Results 181 - 190 of 190.
Life Sciences - 21.01.2021
Bigger synapse, stronger signals
Nerve cells communicate with one another via synapses. Neuroscientists at the University of Zurich and ETH Zurich have now found that these connections seem to be much more powerful than previously thought. The neocortex is the part of the brain that humans use to process sensory impressions, store memories, give instructions to the muscles, and plan for the future.
Life Sciences - Health - 20.01.2021
NAD+ can restore age-related muscle deterioration
Scientists at EPFL have discovered that Alzheimer's-like protein aggregates underly the muscle deterioration seen in aging. But the aggregates can be reversed by boosting the levels of nicotinamide adenine dinucleotide (NAD + ), which turns on the defense systems of mitochondria in cells and restores muscle function.
Life Sciences - 18.01.2021
Snap-freezing reveals a truer structure of brain connections
Scientists at EPFL have used a snap-freezing method to reveal the true structure of the connections that join neurons together in the adult brain. Most synaptic connections in the adult brain are situated on dendritic spines; small, micrometer-long, protrusions extending from the neurons' surface. The spines' exact size and shape determine how well signals are passed from one neuron to another.
Life Sciences - 14.01.2021
Protecting the genome from transposon activation
Transposons are foreign DNA elements capable of random insertion into the genome, an event that can be very dangerous for a cell. Their activity must be silenced to maintain genomic integrity, which is primarily achieved by H3K9me3-mediated repression. Researchers from the Gasser group identified two parallel pathways that are essential for H3K9me3- mediated transcriptional repression and thus for protecting the genome from toxic transposon activation.
Life Sciences - 14.01.2021
How the circadian clock regulates liver genes in time and space
Scientists have carried out the first comprehensive study of how genes in the liver perform their metabolic functions in both space and time of day. Monitoring almost 5000 genes at the level of the individual cell across a 24-hour period, the researchers have modelled how the circadian clock and liver functions crosstalk throughout the day in sync with the feeding-fasting cycle.
Life Sciences - 08.01.2021
Goats enjoy mental gymnastics
A study on shows that goats like to earn a reward by 'working' for it, even if they can get the same reward without making any effort. This finding could benefit humane husbandry. Goats respond positively to challenges rather than just turning away. In a project funded jointly by the Swiss National Science Foundation (SNSF) and the German Research Foundation (DFG), two breeding lines - dairy goats and dwarf goats - were offered a choice of two types of reward.
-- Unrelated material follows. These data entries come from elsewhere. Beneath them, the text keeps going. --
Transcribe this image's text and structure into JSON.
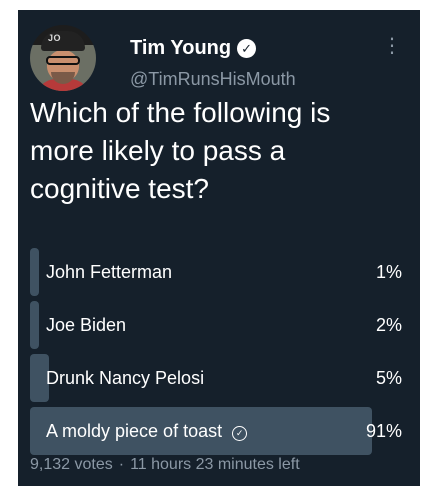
{
  "tweet": {
    "display_name": "Tim Young",
    "handle": "@TimRunsHisMouth",
    "avatar_cap_text": "JO",
    "question": "Which of the following is more likely to pass a cognitive test?"
  },
  "poll": {
    "options": [
      {
        "label": "John Fetterman",
        "percent": "1%",
        "share": 0.01
      },
      {
        "label": "Joe Biden",
        "percent": "2%",
        "share": 0.02
      },
      {
        "label": "Drunk Nancy Pelosi",
        "percent": "5%",
        "share": 0.05
      },
      {
        "label": "A moldy piece of toast",
        "percent": "91%",
        "share": 0.91,
        "winner": true
      }
    ],
    "votes": "9,132 votes",
    "separator": "·",
    "time_left": "11 hours 23 minutes left"
  },
  "colors": {
    "background": "#15202b",
    "bar": "#3f5262",
    "secondary_text": "#8b98a5"
  },
  "icons": {
    "verified": "verified-badge-icon",
    "more": "more-options-icon",
    "winner": "check-circle-icon"
  }
}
Life Sciences - 07.01.2021
Perceiving prosthesis as lighter thanks to neurofeedback
Transmitting sensory signals from prostheses to the nervous system helps leg amputees to perceive prosthesis as part of their body. While amputees generally perceive their prostheses as heavy, this feedback helps them to perceive the prostheses as significantly lighter, ETH researchers have shown. Leg amputees are often not satisfied with their prosthesis, even though the sophisticated prostheses are becoming available.
Life Sciences - Health - 07.01.2021
Peeking inside ’mini-brains’ could boost understanding of the human brain in health and disease
Revealing details of the internal structure of 'mini-brains' could help accelerate drug studies and may offer alternatives to some animal testing Geneva, Switzerland, 7 January 2021 - 'Mini-brains' are pin-head sized collections of several different types of human brain cell. They are used as a tool, allowing scientists to learn about how the brain develops, study disease and test new medicines.
Life Sciences - Chemistry - 06.01.2021
The wings of a “genetic bird” protect us against viruses
Researchers have demonstrated that every population can protect itself against a broad range of viruses thanks to the two most diverse HLA immune genes in humans. Do populations from different geographic regions have the same potential for defending themselves against pathogens and against viruses in particular? An analysis of human genomes, especially the HLA genes responsible for the so-called "adaptive" immune system, provide some possible answers to this question.
Life Sciences - 06.01.2021
Neuronal circuits for fine motor skills
Writing, driving a screw or throwing darts are only some of the activities that demand a high level of skill. How the brain masters such exquisite movements has now been described in the journal "Nature" by a team of researchers at the University of Basel and the Friedrich Miescher Institute for Biomedical Research.